Component data from apps and pages
+ + + + +

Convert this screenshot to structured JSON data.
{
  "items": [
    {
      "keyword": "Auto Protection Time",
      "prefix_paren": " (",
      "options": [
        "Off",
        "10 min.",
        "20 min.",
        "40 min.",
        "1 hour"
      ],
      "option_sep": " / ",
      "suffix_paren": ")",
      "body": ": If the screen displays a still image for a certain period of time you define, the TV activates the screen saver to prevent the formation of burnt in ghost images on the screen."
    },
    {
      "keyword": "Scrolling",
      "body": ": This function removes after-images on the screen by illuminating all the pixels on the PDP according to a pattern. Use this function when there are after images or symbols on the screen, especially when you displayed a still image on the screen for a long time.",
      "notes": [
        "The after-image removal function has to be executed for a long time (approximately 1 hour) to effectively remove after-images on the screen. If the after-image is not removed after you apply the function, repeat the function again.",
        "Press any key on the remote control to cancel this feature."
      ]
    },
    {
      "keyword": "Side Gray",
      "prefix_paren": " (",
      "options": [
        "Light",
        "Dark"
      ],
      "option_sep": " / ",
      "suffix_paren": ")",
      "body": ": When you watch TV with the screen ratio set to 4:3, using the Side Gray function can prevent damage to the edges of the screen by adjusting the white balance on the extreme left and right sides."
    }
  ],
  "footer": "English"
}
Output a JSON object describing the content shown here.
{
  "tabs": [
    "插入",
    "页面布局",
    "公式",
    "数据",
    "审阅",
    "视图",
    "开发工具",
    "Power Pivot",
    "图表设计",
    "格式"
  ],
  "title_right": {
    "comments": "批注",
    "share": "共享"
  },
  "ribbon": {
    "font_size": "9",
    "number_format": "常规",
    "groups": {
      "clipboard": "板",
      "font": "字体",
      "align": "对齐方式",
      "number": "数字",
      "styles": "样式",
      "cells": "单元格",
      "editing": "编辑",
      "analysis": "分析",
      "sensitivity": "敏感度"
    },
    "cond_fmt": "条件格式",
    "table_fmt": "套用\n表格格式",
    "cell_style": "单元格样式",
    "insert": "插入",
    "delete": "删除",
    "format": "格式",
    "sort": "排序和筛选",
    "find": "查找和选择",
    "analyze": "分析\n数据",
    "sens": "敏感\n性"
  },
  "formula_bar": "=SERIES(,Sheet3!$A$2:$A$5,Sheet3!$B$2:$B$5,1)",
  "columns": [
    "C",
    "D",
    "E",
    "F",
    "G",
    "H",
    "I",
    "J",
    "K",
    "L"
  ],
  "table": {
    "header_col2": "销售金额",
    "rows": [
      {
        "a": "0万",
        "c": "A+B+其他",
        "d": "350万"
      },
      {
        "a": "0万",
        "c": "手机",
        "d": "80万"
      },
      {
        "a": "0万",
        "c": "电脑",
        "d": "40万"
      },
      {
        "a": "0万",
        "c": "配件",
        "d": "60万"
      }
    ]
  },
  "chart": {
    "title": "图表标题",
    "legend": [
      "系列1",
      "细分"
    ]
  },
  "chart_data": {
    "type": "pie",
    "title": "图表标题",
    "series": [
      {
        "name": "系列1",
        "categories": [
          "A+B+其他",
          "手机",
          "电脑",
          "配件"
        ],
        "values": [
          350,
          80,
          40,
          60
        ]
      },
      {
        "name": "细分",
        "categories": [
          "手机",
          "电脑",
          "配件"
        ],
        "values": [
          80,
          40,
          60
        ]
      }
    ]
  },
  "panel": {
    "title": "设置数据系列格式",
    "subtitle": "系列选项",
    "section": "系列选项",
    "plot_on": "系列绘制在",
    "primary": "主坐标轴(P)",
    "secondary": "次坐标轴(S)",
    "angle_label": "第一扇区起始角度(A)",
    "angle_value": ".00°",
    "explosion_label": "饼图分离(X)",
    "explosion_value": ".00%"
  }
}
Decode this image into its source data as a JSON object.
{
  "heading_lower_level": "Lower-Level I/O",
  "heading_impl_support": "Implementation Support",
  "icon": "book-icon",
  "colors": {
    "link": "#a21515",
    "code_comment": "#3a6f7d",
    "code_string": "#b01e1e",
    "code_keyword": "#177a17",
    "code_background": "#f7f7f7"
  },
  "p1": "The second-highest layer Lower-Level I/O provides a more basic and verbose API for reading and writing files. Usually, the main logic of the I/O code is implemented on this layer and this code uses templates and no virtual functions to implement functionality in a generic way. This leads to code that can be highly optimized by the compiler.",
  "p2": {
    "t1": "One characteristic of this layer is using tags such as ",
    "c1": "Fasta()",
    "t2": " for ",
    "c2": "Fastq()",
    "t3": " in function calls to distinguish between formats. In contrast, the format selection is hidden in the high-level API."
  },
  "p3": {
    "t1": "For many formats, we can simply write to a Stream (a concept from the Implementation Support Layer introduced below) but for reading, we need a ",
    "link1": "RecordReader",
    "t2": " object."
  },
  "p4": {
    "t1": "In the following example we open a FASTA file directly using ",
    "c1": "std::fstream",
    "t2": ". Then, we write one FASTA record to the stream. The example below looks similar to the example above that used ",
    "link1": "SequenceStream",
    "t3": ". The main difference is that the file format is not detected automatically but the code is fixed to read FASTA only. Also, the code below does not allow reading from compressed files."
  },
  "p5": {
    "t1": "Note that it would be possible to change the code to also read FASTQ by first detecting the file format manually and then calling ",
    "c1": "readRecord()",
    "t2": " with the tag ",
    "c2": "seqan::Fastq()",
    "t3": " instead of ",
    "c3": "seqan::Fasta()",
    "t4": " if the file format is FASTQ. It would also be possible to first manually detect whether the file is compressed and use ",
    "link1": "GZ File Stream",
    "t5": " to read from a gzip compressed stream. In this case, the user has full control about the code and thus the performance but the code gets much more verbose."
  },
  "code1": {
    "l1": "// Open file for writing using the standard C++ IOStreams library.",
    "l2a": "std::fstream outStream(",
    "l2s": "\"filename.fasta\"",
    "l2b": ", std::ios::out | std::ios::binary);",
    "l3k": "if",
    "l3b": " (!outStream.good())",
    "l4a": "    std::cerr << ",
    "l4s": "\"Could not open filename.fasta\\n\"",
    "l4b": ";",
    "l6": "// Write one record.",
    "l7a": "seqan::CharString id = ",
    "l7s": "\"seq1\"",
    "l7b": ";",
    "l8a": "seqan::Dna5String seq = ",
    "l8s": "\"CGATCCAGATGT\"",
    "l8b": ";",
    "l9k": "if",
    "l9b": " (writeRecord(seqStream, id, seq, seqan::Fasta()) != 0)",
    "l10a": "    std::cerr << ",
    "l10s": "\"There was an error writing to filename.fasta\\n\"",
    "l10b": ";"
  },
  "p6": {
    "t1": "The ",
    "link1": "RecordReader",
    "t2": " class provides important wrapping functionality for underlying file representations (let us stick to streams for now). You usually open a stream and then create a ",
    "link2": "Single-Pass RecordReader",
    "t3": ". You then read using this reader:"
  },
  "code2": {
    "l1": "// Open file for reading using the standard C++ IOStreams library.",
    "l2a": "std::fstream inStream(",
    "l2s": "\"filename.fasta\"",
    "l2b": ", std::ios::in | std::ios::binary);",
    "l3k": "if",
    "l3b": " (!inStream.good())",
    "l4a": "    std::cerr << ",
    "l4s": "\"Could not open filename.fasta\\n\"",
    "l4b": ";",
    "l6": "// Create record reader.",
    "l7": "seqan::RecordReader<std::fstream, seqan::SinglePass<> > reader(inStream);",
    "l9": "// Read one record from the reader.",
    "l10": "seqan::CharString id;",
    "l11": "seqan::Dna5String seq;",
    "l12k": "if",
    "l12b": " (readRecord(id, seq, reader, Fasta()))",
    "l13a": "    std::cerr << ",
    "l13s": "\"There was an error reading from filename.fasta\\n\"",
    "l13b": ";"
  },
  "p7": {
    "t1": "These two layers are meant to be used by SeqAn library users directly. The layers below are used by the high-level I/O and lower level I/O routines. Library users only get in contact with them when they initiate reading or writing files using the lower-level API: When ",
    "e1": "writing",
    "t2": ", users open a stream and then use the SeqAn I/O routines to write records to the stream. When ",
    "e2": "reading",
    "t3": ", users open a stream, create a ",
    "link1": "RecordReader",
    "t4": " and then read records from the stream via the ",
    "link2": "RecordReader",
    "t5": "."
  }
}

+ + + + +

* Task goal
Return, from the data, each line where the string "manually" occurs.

* Output of the exercise
    "t1": "Note that it would be possible to change the code to also read FASTQ by first detecting the file format manually and then calling ",
    "t4": " if the file format is FASTQ. It would also be possible to first manually detect whether the file is compressed and use ",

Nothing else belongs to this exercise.